Eligible veterans may qualify for several Department of Veterans Affairs programs — Aid and Attendance, Housebound, Home and Community Based services — that help pay for care at home.
One little-known option: Program of All-Inclusive Care for the Elderly (PACE), a small but growing Medicare and Medicaid program aimed at keeping frail seniors out of nursing homes. It covers in-home care, checkups, dental and doctor care, hospital and nursing home stays, prescriptions and some transportation.
To be eligible, someone must be 55 or older, be certified by the state as in need of nursing home-level care (as certified by your state) and live in an area with a PACE organization. People with Medicare or Medicaid, or both, can qualify; some may be charged a monthly premium. Those not covered by Medicare or Medicaid can pay privately.
Although PACE has been around for decades, only about 40,000 people were enrolled as of Jan. 1, 2016. More than 110 organizations offered PACE programs in 32 states as of March.

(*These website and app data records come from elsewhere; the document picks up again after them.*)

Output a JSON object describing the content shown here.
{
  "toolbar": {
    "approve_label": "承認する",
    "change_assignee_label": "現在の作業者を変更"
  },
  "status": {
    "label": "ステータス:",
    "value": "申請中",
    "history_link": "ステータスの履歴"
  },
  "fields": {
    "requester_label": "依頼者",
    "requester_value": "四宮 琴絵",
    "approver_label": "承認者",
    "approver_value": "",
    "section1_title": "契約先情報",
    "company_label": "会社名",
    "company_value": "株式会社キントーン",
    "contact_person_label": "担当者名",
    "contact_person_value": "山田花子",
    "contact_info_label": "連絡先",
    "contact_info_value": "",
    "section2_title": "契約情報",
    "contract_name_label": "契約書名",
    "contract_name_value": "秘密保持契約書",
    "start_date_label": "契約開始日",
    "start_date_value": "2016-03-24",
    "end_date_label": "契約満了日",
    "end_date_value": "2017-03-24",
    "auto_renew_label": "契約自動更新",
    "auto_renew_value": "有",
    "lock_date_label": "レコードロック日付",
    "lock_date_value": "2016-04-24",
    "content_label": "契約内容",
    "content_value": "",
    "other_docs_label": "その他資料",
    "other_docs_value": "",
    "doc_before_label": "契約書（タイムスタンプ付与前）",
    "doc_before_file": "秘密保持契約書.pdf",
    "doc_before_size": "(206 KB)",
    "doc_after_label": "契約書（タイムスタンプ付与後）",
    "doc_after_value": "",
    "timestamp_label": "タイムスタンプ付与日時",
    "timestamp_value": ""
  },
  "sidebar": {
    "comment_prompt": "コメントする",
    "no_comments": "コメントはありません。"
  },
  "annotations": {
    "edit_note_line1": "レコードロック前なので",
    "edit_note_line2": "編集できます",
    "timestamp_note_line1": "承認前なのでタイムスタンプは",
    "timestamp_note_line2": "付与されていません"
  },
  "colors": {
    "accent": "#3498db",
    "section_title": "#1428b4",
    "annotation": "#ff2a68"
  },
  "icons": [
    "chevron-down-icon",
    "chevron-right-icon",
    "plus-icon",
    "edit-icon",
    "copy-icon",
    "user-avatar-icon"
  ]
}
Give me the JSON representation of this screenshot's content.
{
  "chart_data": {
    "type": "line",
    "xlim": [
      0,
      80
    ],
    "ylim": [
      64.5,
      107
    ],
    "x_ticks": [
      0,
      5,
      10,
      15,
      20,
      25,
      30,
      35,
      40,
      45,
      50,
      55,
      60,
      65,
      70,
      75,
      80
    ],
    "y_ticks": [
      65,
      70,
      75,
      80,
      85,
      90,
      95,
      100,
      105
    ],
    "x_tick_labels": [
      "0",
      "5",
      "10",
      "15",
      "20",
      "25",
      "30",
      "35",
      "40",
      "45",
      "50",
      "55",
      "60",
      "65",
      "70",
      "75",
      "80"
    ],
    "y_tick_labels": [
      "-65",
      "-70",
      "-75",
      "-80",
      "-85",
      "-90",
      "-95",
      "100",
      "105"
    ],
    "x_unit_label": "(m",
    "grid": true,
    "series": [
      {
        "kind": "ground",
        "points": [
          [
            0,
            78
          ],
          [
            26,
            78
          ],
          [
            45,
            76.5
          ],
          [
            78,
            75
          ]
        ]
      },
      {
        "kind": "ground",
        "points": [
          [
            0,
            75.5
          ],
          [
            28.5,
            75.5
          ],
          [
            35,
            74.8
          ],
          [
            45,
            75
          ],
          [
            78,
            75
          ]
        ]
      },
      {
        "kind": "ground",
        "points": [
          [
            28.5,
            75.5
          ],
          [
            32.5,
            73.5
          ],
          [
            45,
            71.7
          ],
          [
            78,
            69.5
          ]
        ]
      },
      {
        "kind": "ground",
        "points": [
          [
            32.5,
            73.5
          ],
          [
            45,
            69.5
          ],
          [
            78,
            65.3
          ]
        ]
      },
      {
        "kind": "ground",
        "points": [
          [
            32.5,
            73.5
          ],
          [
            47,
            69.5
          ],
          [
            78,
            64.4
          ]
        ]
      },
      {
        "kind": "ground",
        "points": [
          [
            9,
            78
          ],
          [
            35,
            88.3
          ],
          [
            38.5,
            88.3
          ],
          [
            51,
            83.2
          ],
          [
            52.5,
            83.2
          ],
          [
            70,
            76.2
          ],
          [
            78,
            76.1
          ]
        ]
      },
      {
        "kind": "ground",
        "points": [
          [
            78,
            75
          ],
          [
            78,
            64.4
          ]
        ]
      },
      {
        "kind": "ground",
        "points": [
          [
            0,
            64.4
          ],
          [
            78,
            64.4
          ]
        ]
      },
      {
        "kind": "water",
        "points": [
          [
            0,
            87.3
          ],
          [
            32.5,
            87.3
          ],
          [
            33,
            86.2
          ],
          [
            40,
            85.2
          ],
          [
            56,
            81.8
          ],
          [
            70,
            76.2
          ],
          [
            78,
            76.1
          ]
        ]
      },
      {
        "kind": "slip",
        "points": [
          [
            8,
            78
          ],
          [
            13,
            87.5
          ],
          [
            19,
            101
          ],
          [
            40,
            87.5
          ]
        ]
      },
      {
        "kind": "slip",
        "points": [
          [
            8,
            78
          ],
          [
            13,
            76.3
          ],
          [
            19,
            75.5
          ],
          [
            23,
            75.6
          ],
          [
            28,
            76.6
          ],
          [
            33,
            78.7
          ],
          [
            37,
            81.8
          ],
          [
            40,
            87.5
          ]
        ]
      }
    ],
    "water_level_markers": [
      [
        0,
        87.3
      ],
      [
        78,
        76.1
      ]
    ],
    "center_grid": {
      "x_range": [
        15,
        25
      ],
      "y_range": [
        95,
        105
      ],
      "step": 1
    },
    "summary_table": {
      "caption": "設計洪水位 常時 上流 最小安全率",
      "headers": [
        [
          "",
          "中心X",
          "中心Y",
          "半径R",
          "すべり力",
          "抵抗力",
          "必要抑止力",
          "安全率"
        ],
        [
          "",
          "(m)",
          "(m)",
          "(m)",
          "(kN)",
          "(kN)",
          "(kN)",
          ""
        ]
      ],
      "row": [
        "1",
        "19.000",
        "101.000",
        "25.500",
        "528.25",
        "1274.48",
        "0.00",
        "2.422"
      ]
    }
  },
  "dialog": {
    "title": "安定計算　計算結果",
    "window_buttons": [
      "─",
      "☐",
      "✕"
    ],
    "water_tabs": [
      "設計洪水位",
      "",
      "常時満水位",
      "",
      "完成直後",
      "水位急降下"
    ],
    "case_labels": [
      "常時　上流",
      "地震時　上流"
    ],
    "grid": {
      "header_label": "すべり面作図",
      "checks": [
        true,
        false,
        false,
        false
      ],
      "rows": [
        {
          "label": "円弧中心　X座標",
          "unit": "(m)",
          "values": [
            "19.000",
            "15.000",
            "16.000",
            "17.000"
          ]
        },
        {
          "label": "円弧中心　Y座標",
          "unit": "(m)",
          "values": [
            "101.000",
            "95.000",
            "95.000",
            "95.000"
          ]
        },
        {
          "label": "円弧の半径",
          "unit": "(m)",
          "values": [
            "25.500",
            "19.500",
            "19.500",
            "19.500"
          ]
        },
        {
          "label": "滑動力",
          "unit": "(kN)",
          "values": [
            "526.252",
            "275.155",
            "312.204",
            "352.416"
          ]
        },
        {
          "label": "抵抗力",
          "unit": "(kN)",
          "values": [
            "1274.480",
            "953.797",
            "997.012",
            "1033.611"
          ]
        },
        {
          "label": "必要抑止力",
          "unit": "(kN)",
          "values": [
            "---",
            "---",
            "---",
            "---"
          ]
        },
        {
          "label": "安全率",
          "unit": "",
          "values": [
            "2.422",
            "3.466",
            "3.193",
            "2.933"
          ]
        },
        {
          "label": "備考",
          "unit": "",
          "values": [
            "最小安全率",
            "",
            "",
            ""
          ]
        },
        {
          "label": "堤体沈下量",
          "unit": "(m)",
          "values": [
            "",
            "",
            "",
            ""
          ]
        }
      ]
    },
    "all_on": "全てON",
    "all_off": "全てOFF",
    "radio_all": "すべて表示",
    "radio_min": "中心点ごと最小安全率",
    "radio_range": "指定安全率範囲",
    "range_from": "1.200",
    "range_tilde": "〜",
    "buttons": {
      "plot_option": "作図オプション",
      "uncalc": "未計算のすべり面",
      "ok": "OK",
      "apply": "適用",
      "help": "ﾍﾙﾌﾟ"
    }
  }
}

Individual or group life insurance policies may have cash value the owner can use toward qualified home care expenses. With an accelerated death benefit, the company pays actual charges for long-term care up to a certain amount per day or month. It's typically capped at 50 percent of the death benefit.
A reverse mortgage could provide cash for home care, but the homeowner remains responsible for taxes, upkeep and other bills. Experts warn that you could run out of equity in your house and still need care. It's important to research reverse mortgages to see if they are right for you and take advantage of revere mortgage counseling.
"For the most part, the clients who have home care are private pay," says CPA Jerry Love, of Abilene, Texas, a frequent lecturer on financing retirement and long-term care for the American Institute of Certified Public Accountants.
People cobble together a budget from savings, long-term care and life insurance and annuities, reverse mortgages or home equity loans.
It may be cheaper to hire a worker directly, rather than through an agency, but being an employer comes with responsibilities, Love warns.
"First you have to be sure you're paying the minimum wage," he says. "And if the person is working more than 40 hours a week, you must pay overtime."
Covered are workers who are family and friends, those paid privately or with Medicaid funds or some other combination.
If you're hiring and paying for home care for medical reasons or because the recipient is in the early stages of Alzheimer's or dementia, you may qualify for federal tax deduction, just as if the loved one were in a nursing home, Love says. An adult child may get a tax break if the parent can be claimed as a dependent. (The adult child must meet certain criteria, including that the family caregiver must be providing over half of the care recipient's financial report.)
Private payers should also look into community support
"Tap into anything in the community you can apply for," Love says. Don't overlook churches, synagogues, the United Way, the local Area Agency on Aging office and senior centers.
They may steer you to adult day care, meal delivery programs, and grants for home modification, weatherization and assistance with heating bills. Such assistance may be enough for you or your loved one to remain independent and at home.
If you're the family caregiver, you may be eligible for a voucher to pay a neighbor or friend to help out.
Respite care vouchers are funded by the federal government as well as by private organizations, such as Easter Seals, the Alzheimer's Association and the ALS Association.
In Virginia, for example, a family caregiver who lives with the care recipient may apply for a federal respite grant voucher of up to $400 through the Virginia Division for the Aging. About 200 families a year, many of whom do not receive Medicaid, receive the grants.
"It's a chance for the caregiver to take a break and rejuvenate," says Liz Havenner, Division of Aging human services program director. "They may just want to take a nap."